Lessons From the Repeal of “Don’t Ask Don’t Tell”

Aaron Belkin spoke about the ten-year campaign to overturn “Don’t Ask, Don’t Tell”, the official policy from 1995 until 2011 on US military service for gays, bisexuals, and lesbians. Aaron spoke about how the military had been dismissing LGBTQ servicemen and women  since George Washington’s army, behind arguments of “unit cohesion” and “military readiness.” Aaron talked about the campaign’s  strategy to play the long game; a slow drip of consistent and newsworthy messaging to convince the public that they’d been lied to about the argument of military effectiveness. For example, a report they produced would not make the news on its own; however, if it were co-signed by a retired general (or supported by 104 of them), then it would be prominent in the news. And it was.  

Aaron also commented that too many organizations are overly focused on their own visibility, and less on, “changing hearts and minds.”  I noticed a lot of heads nodding, some even wincing. 

Read more in this terrific SSIR interview of Aaron by Sean Gibbons, including a closing question about whether the DADT strategy would work on other big global problems like global health. “The question would be whether there are any big ideas in global health that are serving as the 10,000-pound boulders standing in the way of progress. If the main obstacles in a particular social justice movement are beliefs, then the same strategy we used could work.”

Race and the Prejudice of Popular Culture

Charles Blow of the NYTimes lit a fire under the conference with his frank comments about race in America in 2016. (He’s the author of the memoir Fire Shut Up in My Bones, which Henry Louis Gates called, “a profoundly moving memoir of Charles Blow’s coming of age as a black boy in the Deep South.”)  Blow spoke about how schools are now more segregated than after the Brown vs Board of education Supreme Court Case. “People are separating themselves on purpose.” He spoke about how prejudiced popular culture is, beginning with children’s books where white kids have exciting adventures, while black kids have to learn to be proud of their skin color and ethnicity. 

When asked about what he, and what other African Americans could do to help educate non-African Americans about prejudice, he replied: 

It was also great to hear him describe his writing process, in terms with which we could all relate: 


Not Your Typical “Influencers”

The AdCouncil led a terrific session about how to find and use YouTube and celebrity “influencers” as key vehicles to spread messages to a wide public.

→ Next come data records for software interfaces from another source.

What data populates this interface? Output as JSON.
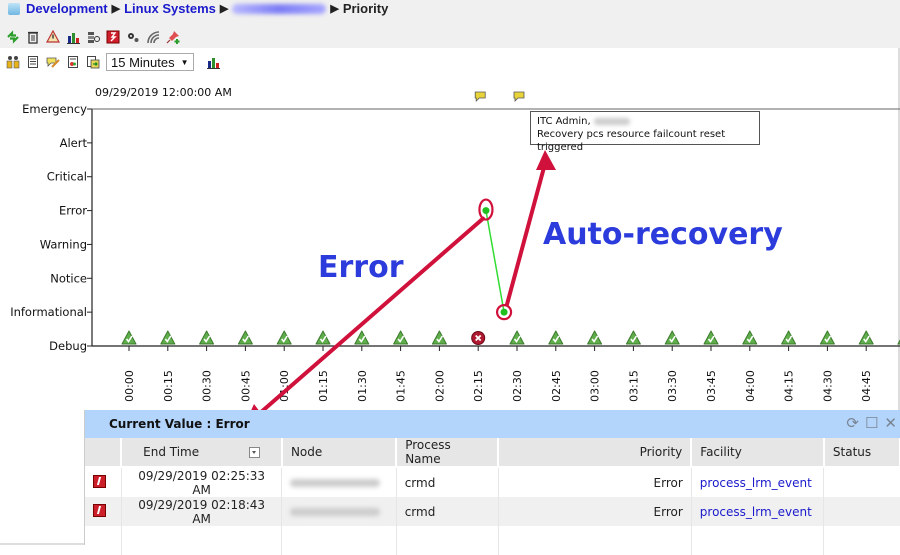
{
  "breadcrumb": {
    "items": [
      "Development",
      "Linux Systems"
    ],
    "hidden_item": "[redacted host]",
    "current": "Priority",
    "separator": "▶"
  },
  "toolbar_row1": {
    "icons": [
      "refresh-icon",
      "trash-icon",
      "alert-config-icon",
      "bar-chart-icon",
      "filter-icon",
      "event-flag-icon",
      "settings-gears-icon",
      "signal-icon",
      "pin-add-icon"
    ]
  },
  "toolbar_row2": {
    "icons": [
      "group-icon",
      "document-icon",
      "edit-note-icon",
      "report-icon",
      "export-icon"
    ],
    "time_range": {
      "selected": "15 Minutes"
    },
    "chart-icon": "bar-chart-icon"
  },
  "chart_data": {
    "type": "scatter",
    "title": "09/29/2019 12:00:00 AM",
    "xlabel": "",
    "ylabel": "",
    "y_categories": [
      "Debug",
      "Informational",
      "Notice",
      "Warning",
      "Error",
      "Critical",
      "Alert",
      "Emergency"
    ],
    "x_ticks": [
      "00:00",
      "00:15",
      "00:30",
      "00:45",
      "01:00",
      "01:15",
      "01:30",
      "01:45",
      "02:00",
      "02:15",
      "02:30",
      "02:45",
      "03:00",
      "03:15",
      "03:30",
      "03:45",
      "04:00",
      "04:15",
      "04:30",
      "04:45"
    ],
    "status_markers": [
      "ok",
      "ok",
      "ok",
      "ok",
      "ok",
      "ok",
      "ok",
      "ok",
      "ok",
      "error",
      "ok",
      "ok",
      "ok",
      "ok",
      "ok",
      "ok",
      "ok",
      "ok",
      "ok",
      "ok"
    ],
    "series": [
      {
        "name": "Priority",
        "points": [
          {
            "x": "02:18",
            "y": "Error"
          },
          {
            "x": "02:25",
            "y": "Informational"
          }
        ],
        "color": "#33dd33"
      }
    ],
    "annotation_markers_x": [
      "02:15",
      "02:30"
    ],
    "grid": false
  },
  "tooltip": {
    "line1_prefix": "ITC Admin,",
    "line2": "Recovery pcs resource failcount reset triggered"
  },
  "callouts": {
    "error_label": "Error",
    "recovery_label": "Auto-recovery",
    "label_color": "#2b3bdc",
    "arrow_color": "#d0113c"
  },
  "panel": {
    "title": "Current Value : Error",
    "columns": [
      "",
      "End Time",
      "Node",
      "Process Name",
      "Priority",
      "Facility",
      "Status"
    ],
    "rows": [
      {
        "end_time": "09/29/2019 02:25:33 AM",
        "node": "[redacted]",
        "process": "crmd",
        "priority": "Error",
        "facility": "process_lrm_event",
        "status": ""
      },
      {
        "end_time": "09/29/2019 02:18:43 AM",
        "node": "[redacted]",
        "process": "crmd",
        "priority": "Error",
        "facility": "process_lrm_event",
        "status": ""
      }
    ]
  }
}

We often talk about communication “influencers” as meaning the media, bloggers, key thought leaders, and senior policy-makers, so this was a change. 

The AdCouncil’s Kate Emmanuel and folks from Upworthy and Campbell Ewald spoke about how to assess which influencers would be effective for a specific cause (e.g., through social listening tools), how to entice them to participate (e.g., B-list influencers might be more likely to contribute than A-listers), and how to then best leverage their audience and influence. Some of the exciting examples they shared of this included: 

  • John Cena, a beefy, white, pro wrestler, speaking about how being a true patriot means embracing the crazy diversity that is America. The video has been seen more than 1.7 million times in the past three months and was also featured in AdWeek.  
  • For an HHS campaign about fatherhood, the AdCouncil and Campbell Ewald found existing online home videos of fathers spending time connecting with their children in fun activities, and used these non-traditional influencers in this wonderful campaign.

ComNet Upward

We were excited to hear about ComNet trying hard to create a community which spans its annual conferences. We’ve enjoyed in the past year the regional ComNet gatherings in DC, LA and other places. And we like the plans for a new online community area for ComNet members. This will help us all arrive to next year’s conference in Miami with even more momentum than usual!

Give me or my team a call if any of these ideas excite you and you’d like to conspire to try some new approaches!

Are you ready to create impact?

We'd love to connect and discuss your next project.